Step 6- Lateral lines

Finally, we connect pipelines to each hut and build faucets and bathrooms.

Meeting the need

With so many people still in need of clean water, our job at ITDP and need for volunteers is never ending. With limited funding, building water systems in all of these villages is simply not an option. We have to wait for funding to come in, then pick villages based on the greatest need.  Volunteer teams are a big part of building this process, because not only do they provide funding, but also much needed labour. Our volunteers are so important to these villages. Every team is tremendously and positively affecting lives!


Without incorporating sustainability into the mix, the project would soon be forgotten, and left to deteriorate in the jungle. To build a truly sustainable water system, there are a couple things that we do:

  1. Only build the system if it was requested by the village.  The need needs to be there.
  2. The villagers pay for a very small portion to the supplies.  This gives them a sense of pride and ownership, which translates into more reason to take care of it as time goes on
  3. One member from each family helps with the construction process
  4. We set up a water committee within the village, which is responsible for making sure that basic maintenance is done, ensuring the longevity of the system   

Here at ITDP, it is our aim to make sure we can provide for our hill tribe villages in northern Thailand. In order to do so, we need your help.
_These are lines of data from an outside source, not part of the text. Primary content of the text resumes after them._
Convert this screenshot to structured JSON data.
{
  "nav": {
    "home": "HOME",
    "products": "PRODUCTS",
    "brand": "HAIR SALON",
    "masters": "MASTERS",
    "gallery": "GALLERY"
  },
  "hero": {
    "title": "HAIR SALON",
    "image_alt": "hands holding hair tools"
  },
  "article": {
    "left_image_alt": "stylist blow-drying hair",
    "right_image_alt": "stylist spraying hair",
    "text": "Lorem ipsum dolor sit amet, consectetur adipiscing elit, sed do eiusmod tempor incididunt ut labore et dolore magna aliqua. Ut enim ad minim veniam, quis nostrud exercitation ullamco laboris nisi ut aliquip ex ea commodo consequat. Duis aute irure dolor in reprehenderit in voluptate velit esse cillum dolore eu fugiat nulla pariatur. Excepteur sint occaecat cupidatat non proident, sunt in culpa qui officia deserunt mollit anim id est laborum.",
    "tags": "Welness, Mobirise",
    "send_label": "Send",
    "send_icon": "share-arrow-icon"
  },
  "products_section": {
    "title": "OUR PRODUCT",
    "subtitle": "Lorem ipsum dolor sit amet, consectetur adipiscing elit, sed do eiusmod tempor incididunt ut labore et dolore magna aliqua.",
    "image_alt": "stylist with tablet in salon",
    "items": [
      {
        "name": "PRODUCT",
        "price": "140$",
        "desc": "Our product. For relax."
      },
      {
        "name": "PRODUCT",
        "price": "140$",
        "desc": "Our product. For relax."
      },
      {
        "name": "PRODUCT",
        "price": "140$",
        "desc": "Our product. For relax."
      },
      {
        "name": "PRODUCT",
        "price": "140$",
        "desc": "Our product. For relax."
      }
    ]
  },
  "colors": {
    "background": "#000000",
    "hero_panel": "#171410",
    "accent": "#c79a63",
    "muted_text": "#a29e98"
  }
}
If you or members in your community are interested, we would LOVE to hear from you.

Together, we can make a difference. We can provide clean water for those in need. Thank you.